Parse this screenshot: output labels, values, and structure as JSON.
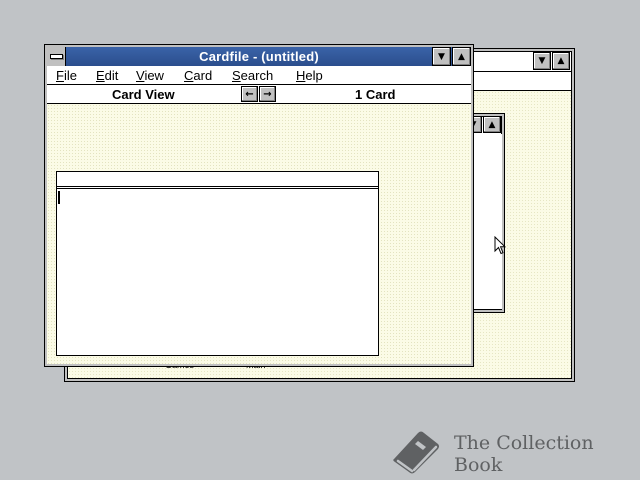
{
  "cardfile": {
    "title": "Cardfile - (untitled)",
    "menu": [
      {
        "key": "F",
        "rest": "ile"
      },
      {
        "key": "E",
        "rest": "dit"
      },
      {
        "key": "V",
        "rest": "iew"
      },
      {
        "key": "C",
        "rest": "ard"
      },
      {
        "key": "S",
        "rest": "earch"
      },
      {
        "key": "H",
        "rest": "elp"
      }
    ],
    "status": {
      "view_mode": "Card View",
      "card_count": "1 Card"
    },
    "card": {
      "index_line": "",
      "body": ""
    }
  },
  "background_window": {
    "icon_labels": [
      "Games",
      "Main"
    ]
  },
  "watermark": {
    "text": "The Collection Book"
  },
  "colors": {
    "desktop": "#c0c3c6",
    "active_title": "#2b4e8d",
    "workspace": "#fbfbe6"
  },
  "icons": {
    "system_menu": "system-menu-icon",
    "minimize": "minimize-arrow-icon",
    "maximize": "maximize-arrow-icon",
    "prev": "left-arrow-icon",
    "next": "right-arrow-icon",
    "cursor": "mouse-pointer-icon",
    "watermark": "book-icon"
  }
}
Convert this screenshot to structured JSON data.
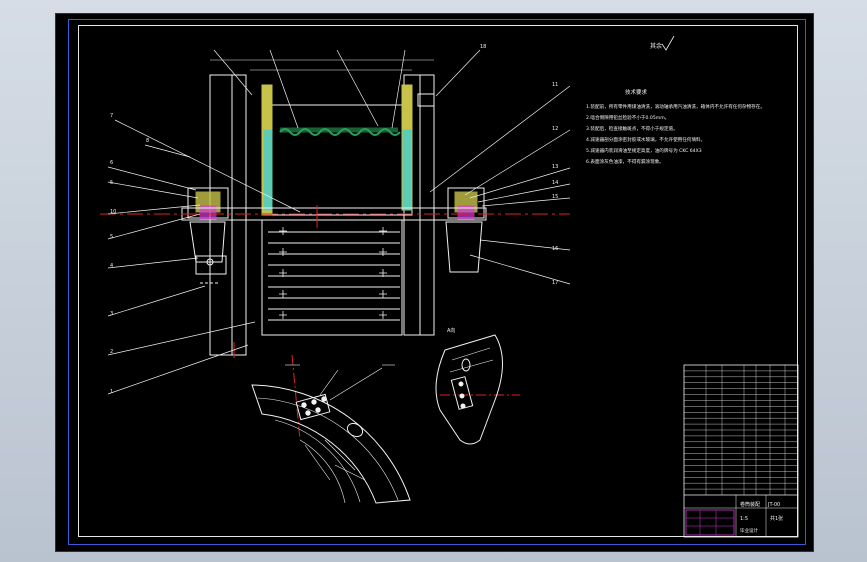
{
  "viewer": {
    "title": "",
    "colors": {
      "background": "#000000",
      "outer_frame": "#3a5bd6",
      "drawing_lines": "#f2f2f2",
      "centerline": "#e02020",
      "section_fill": "#2aa05a",
      "hatch": "#c9c24a",
      "cyan": "#3ad0d8",
      "title_magenta": "#d23ad8"
    }
  },
  "drawing": {
    "roughness_symbol": "其余",
    "notes_title": "技术要求",
    "notes": [
      "1.装配前，所有零件用煤油清洗，滚动轴承用汽油清洗，箱体内不允许有任何杂物存在。",
      "2.啮合侧隙用铅丝检验不小于0.05mm。",
      "3.装配后，检查接触斑点，不得小于规定值。",
      "4.减速器剖分面涂密封胶或水玻璃，不允许使用任何填料。",
      "5.减速器内装润滑油至规定高度，油的牌号为 CKC 64X3",
      "6.表面涂灰色油漆，不得有漏涂现象。"
    ],
    "callouts_left": [
      "7",
      "8",
      "6",
      "5",
      "10",
      "5",
      "4",
      "3",
      "2",
      "1"
    ],
    "callouts_right": [
      "11",
      "12",
      "13",
      "14",
      "15",
      "16",
      "17",
      "18"
    ],
    "view_label": "A向",
    "title_block": {
      "drawing_name": "卷筒装配",
      "scale": "1:5",
      "company": "毕业设计",
      "sheet": "共1张",
      "drawing_no": "JT-00"
    },
    "parts_list_rows": 22
  }
}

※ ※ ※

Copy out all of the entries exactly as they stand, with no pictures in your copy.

Output »
Parse this screenshot: output labels, values, and structure as JSON.
{
  "cardfile": {
    "title": "Cardfile - (untitled)",
    "menu": [
      {
        "key": "F",
        "rest": "ile"
      },
      {
        "key": "E",
        "rest": "dit"
      },
      {
        "key": "V",
        "rest": "iew"
      },
      {
        "key": "C",
        "rest": "ard"
      },
      {
        "key": "S",
        "rest": "earch"
      },
      {
        "key": "H",
        "rest": "elp"
      }
    ],
    "status": {
      "view_mode": "Card View",
      "card_count": "1 Card"
    },
    "card": {
      "index_line": "",
      "body": ""
    }
  },
  "background_window": {
    "icon_labels": [
      "Games",
      "Main"
    ]
  },
  "watermark": {
    "text": "The Collection Book"
  },
  "colors": {
    "desktop": "#c0c3c6",
    "active_title": "#2b4e8d",
    "workspace": "#fbfbe6"
  },
  "icons": {
    "system_menu": "system-menu-icon",
    "minimize": "minimize-arrow-icon",
    "maximize": "maximize-arrow-icon",
    "prev": "left-arrow-icon",
    "next": "right-arrow-icon",
    "cursor": "mouse-pointer-icon",
    "watermark": "book-icon"
  }
}
Convert this screenshot to structured JSON data.
{
  "viewer": {
    "title": "",
    "colors": {
      "background": "#000000",
      "outer_frame": "#3a5bd6",
      "drawing_lines": "#f2f2f2",
      "centerline": "#e02020",
      "section_fill": "#2aa05a",
      "hatch": "#c9c24a",
      "cyan": "#3ad0d8",
      "title_magenta": "#d23ad8"
    }
  },
  "drawing": {
    "roughness_symbol": "其余",
    "notes_title": "技术要求",
    "notes": [
      "1.装配前，所有零件用煤油清洗，滚动轴承用汽油清洗，箱体内不允许有任何杂物存在。",
      "2.啮合侧隙用铅丝检验不小于0.05mm。",
      "3.装配后，检查接触斑点，不得小于规定值。",
      "4.减速器剖分面涂密封胶或水玻璃，不允许使用任何填料。",
      "5.减速器内装润滑油至规定高度，油的牌号为 CKC 64X3",
      "6.表面涂灰色油漆，不得有漏涂现象。"
    ],
    "callouts_left": [
      "7",
      "8",
      "6",
      "5",
      "10",
      "5",
      "4",
      "3",
      "2",
      "1"
    ],
    "callouts_right": [
      "11",
      "12",
      "13",
      "14",
      "15",
      "16",
      "17",
      "18"
    ],
    "view_label": "A向",
    "title_block": {
      "drawing_name": "卷筒装配",
      "scale": "1:5",
      "company": "毕业设计",
      "sheet": "共1张",
      "drawing_no": "JT-00"
    },
    "parts_list_rows": 22
  }
}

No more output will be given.